* Assigned task *
Return, from the lines below, each one that includes the word "Edit".

[Task material]

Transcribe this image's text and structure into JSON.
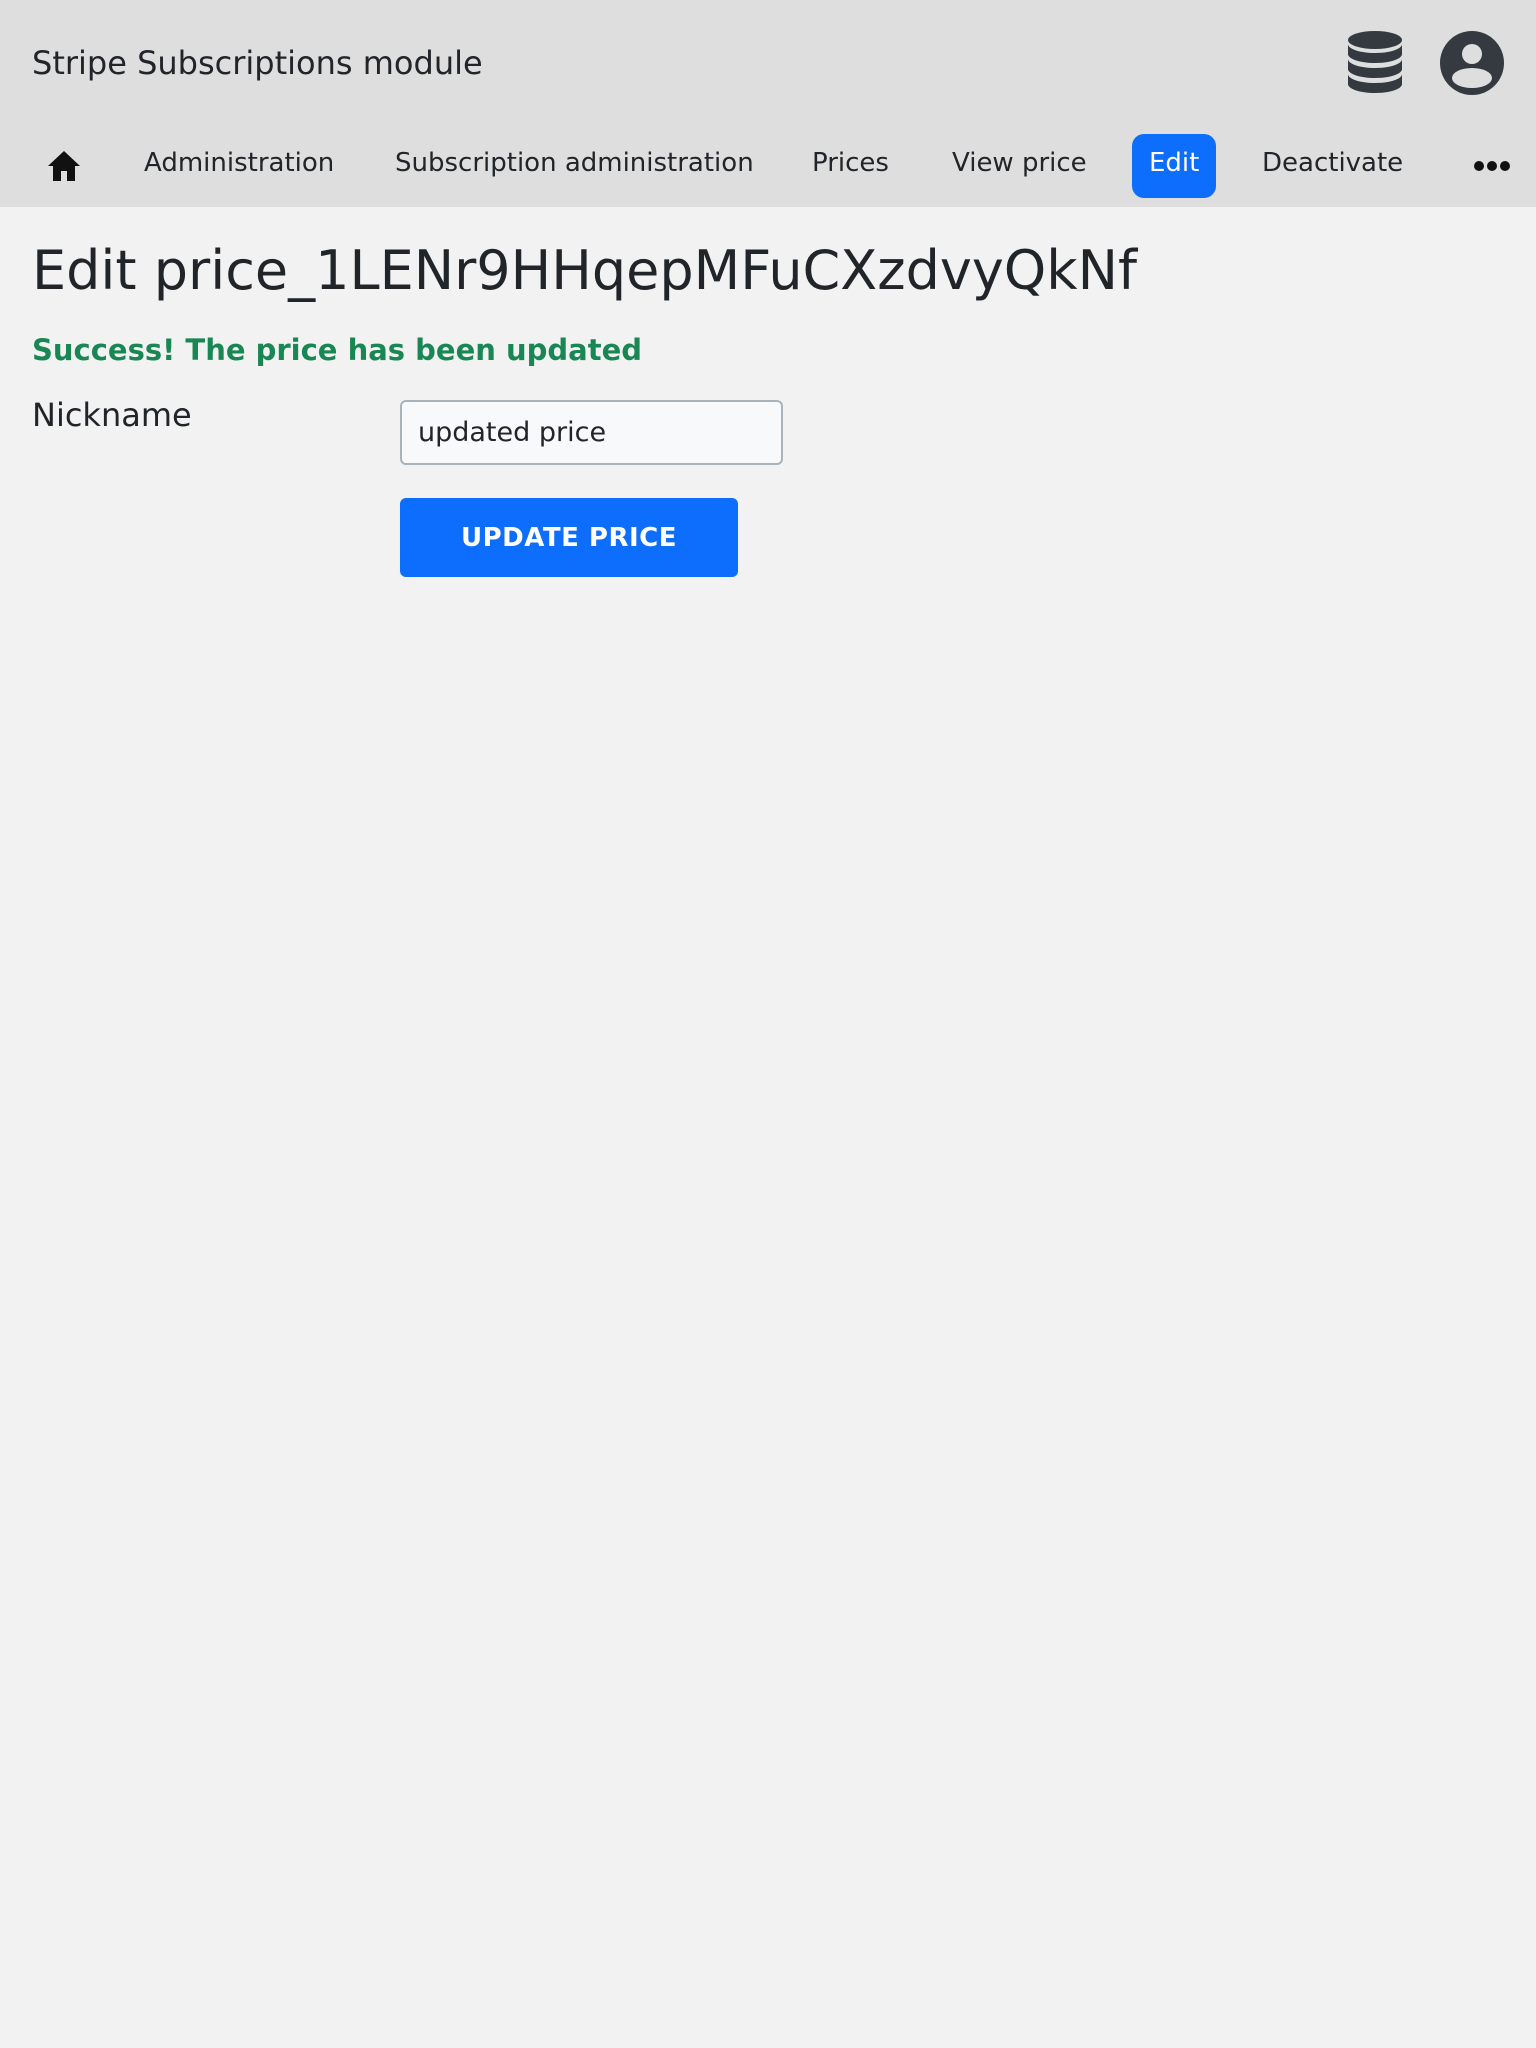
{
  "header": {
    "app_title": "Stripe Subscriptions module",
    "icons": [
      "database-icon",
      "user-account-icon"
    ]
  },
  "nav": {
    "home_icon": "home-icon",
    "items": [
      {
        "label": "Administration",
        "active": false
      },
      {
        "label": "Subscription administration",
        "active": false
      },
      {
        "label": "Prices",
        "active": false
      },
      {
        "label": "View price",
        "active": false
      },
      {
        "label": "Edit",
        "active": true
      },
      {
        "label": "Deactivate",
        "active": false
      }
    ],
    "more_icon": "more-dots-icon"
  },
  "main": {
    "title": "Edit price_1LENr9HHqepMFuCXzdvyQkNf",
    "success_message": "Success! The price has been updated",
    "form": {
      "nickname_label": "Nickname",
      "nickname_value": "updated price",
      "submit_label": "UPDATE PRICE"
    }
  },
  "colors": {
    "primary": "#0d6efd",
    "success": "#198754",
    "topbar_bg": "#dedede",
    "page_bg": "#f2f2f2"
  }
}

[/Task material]

* Response area *
        "label": "Edit",
    "title": "Edit price_1LENr9HHqepMFuCXzdvyQkNf",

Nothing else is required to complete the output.